Why should I be collecting Bakelite? What’s so special about it? Well, in its heyday, bakelite was known as the ‘material of a thousand uses’, beloved of jewellers, manufacturers and weapons makers.
It formed part of the casing for the bouncing bombs dropped on German dams by the RAF during the Second World War, but it had rather more domestic applications, too. These included being made into buttons, telephones and television sets. Now Bakelite, the precursor to modern plastics, has proved itself to be in demand for yet another reason – as a valuable collector’s item. Our article reveals how you can make a pretty penny from Bakelite.
A generic trade name for phenol formaldehyde, Bakelite was discovered by accident in 1907 by Dr Leo Baekeland, a Belgian-born chemist working in New York, who patented the invention. It was a revolutionary product that would neither burn, boil, melt nor dissolve in any common acid or solvent of the time.
Bakelite was not only waterproof but had a high resistance to electricity and, once firmly set, would never change shape. With the addition of large amounts of wood flour or other fillers, it became the perfect material for household goods such as lamps, telephones, televisions and radios.

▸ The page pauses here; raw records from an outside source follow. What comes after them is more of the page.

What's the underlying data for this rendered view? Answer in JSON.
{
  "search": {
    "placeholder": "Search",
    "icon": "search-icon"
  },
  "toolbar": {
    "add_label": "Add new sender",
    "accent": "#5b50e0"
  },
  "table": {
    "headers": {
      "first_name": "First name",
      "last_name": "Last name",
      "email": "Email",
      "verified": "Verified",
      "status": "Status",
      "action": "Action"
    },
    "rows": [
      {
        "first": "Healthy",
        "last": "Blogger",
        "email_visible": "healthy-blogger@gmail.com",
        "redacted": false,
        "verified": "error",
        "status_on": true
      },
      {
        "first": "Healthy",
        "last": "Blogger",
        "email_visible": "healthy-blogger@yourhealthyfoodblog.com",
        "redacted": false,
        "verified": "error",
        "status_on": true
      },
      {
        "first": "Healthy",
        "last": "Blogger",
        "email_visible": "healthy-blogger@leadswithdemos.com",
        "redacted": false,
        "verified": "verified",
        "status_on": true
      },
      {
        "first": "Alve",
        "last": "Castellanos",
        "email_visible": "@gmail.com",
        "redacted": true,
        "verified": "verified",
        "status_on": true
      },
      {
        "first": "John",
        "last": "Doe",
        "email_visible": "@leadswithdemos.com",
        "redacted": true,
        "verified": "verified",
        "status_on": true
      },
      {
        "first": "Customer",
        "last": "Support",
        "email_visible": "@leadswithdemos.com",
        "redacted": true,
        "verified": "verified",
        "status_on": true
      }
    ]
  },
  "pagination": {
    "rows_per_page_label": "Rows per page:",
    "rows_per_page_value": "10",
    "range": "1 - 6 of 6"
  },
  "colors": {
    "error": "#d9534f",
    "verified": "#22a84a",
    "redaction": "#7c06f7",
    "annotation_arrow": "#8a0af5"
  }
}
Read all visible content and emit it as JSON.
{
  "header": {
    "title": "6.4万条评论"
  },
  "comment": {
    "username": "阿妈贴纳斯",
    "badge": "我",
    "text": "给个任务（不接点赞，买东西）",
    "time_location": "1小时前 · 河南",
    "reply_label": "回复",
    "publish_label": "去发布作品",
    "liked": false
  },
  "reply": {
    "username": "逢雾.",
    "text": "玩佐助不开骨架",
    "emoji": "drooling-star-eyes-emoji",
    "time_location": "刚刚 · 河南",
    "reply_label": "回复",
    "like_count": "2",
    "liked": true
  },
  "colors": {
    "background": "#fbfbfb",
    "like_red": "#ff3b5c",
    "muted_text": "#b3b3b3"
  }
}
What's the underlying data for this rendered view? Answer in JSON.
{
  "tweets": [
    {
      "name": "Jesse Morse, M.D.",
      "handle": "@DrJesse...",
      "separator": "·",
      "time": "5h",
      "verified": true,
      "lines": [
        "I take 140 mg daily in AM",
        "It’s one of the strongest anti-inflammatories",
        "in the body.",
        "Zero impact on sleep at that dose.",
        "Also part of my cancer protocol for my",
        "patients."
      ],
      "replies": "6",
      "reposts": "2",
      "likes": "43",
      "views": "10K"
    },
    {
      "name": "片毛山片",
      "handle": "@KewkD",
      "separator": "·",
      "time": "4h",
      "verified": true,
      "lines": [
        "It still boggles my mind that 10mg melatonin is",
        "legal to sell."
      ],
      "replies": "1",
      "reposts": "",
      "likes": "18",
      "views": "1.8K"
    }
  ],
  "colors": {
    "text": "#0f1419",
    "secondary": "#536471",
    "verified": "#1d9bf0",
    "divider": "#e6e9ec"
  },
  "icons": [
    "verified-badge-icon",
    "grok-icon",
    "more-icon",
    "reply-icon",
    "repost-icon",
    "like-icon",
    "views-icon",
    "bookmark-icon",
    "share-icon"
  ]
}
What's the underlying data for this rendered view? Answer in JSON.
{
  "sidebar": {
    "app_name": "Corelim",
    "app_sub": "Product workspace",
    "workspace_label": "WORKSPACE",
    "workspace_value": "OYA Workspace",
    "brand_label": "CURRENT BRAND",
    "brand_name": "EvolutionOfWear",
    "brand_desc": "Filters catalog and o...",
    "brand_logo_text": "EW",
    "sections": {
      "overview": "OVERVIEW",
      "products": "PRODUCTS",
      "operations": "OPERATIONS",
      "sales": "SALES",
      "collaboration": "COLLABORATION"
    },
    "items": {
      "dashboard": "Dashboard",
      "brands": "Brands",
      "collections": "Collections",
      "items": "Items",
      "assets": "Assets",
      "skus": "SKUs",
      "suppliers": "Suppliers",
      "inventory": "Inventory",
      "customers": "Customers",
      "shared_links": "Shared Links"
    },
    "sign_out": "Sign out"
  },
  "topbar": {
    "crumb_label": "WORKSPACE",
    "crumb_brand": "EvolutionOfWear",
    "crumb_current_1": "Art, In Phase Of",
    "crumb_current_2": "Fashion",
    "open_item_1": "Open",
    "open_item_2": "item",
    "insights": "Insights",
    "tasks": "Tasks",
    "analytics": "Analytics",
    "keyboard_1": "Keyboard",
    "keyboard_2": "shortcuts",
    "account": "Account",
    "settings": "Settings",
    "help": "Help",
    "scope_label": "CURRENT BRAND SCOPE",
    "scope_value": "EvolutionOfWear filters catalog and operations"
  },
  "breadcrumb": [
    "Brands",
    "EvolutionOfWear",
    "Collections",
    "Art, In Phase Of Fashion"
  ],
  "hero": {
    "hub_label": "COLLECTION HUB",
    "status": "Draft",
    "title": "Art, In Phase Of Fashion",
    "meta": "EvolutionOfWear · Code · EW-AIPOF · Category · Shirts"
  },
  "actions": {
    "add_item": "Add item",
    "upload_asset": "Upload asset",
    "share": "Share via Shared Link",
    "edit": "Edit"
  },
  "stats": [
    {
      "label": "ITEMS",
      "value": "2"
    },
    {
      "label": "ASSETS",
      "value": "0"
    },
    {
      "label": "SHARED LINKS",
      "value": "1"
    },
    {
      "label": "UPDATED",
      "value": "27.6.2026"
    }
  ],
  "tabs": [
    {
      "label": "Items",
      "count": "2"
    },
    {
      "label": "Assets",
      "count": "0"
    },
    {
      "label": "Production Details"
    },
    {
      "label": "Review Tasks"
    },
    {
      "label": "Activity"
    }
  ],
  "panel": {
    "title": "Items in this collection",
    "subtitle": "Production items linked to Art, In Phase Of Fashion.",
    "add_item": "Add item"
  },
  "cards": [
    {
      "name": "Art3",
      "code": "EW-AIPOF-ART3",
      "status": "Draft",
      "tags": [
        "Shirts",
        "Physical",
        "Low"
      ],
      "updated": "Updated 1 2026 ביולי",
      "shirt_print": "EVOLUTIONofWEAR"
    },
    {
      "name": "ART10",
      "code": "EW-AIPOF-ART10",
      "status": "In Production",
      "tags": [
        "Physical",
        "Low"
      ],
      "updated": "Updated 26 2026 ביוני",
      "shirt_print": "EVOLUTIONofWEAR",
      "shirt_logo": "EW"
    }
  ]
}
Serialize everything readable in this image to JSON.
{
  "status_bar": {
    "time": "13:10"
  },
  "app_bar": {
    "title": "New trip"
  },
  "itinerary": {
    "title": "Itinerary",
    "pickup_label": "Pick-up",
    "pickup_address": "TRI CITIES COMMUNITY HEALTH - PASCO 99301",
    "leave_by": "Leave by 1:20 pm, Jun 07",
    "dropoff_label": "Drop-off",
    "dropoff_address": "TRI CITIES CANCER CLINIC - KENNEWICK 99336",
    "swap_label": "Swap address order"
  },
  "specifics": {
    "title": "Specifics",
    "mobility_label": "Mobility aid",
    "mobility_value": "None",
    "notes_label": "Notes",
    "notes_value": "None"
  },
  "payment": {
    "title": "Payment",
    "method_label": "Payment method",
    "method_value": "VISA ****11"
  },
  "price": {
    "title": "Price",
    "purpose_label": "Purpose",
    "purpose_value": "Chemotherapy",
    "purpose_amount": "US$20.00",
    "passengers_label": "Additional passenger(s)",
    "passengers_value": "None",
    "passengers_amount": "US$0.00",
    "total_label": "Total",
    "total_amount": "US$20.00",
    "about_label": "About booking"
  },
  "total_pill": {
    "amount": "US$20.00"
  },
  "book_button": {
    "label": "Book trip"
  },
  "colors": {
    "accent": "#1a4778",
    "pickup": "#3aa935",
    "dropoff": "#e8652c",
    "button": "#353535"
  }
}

It was even used to produce costume jewellery. (Back in the 1960s and 1970s, the artist Andy Warhol helped establish a market for Bakelite jewellery as one of its biggest collectors.)
Collector Jools Zauscinski recently picked up a 1930s bangle for £3 at a car boot sale. He expects it to sell for more than 15 times that price.
“My favourite Bakelite piece is the classic Bush TV22 television from about 1950,” he says. “I managed to get one on the internet for £130 – a real bargain. Normally, these change hands for more than £300.”
Versatile, durable and colourful, Bakelite once formed part of everyday life for millions of people, but collectable examples are now scarce. As a result, their value has shot up over the past two decades.
“Fifteen years ago, you used to be able to walk around the markets in Camden and Portobello Road in London, and find absolutely masses of it,” says Gad Sassower, a specialist dealer in plastics and Bakelite.
“Now it’s all gone and very hard to find – it’s disappearing into people’s homes, and much of what’s left is overpriced, even in the US.”
Many items made from Bakelite were beautifully coloured – in the early days, ox blood was sometimes used as a natural pigment – but since the pigmentation was quite fragile, these colours have tended to fade over the years.
“When you think of Bakelite you often think brown,” says Mr Sassower. “Early plastics had nothing in them to inhibit the harmful effects of ultraviolet light so that’s why you find a lot of faded Bakelite that has turned brown.”
In this age of plastics it is hard for us to imagine just how revolutionary Bakelite was when it burst on to the manufacturing scene. “It was probably the first man-made product you could mould into any shape your heart desired,” Mr Sassower adds.
“You had goods like round radios and spherical ashtrays. They weren’t mass-produced but they weren’t anything like as expensive as if they had been made out of wood. It released the ‘design of the hand’.”
Particularly colourful items tended to be made in the inter-war years in America. The US and the UK were the biggest manufacturers of Bakelite consumer goods, followed by France, Germany and the Netherlands.
Armed with some prior knowledge, Mr Zauscinski says, you can pick up the occasional Bakelite item at a car boot sale or flea market and on the auction website eBay.
A glance at the website DecoGirl reveals the weird and wonderful Bakelite items your money can buy, with prices starting at £28. Among those on sale is a £55 compact case and a snakeskin and Bakelite clutch bag for £18. You can also buy a French Bakelite bangle for £25.
Although it was produced in many countries, it’s becoming harder to find quality Bakelite, especially in good condition. Many pieces that do come on to the market are fragile and broken.
If, despite this, you’re determined to build up a collection, Mr Sassower advises picking pieces that look good and reflect the special malleability of Bakelite.
“Go for shape and colour – and if you can add the two together, that is a good start,” he says. “You won’t find a brown box interesting, and no one else will either. The more interesting the shape, the more valuable it becomes.”
As with most collectables, experts suggest you buy the best quality you can afford and research the subject thoroughly before handing over large amounts of cash. A number of reference books are available to help newer collectors know what they’re looking for and spot bargains, one of which you can pick up for just a few pounds.
You could earn anything from 50p for a Bakelite sock-darner to £1,000s for a nicely shaped, brightly-coloured radio in good condition.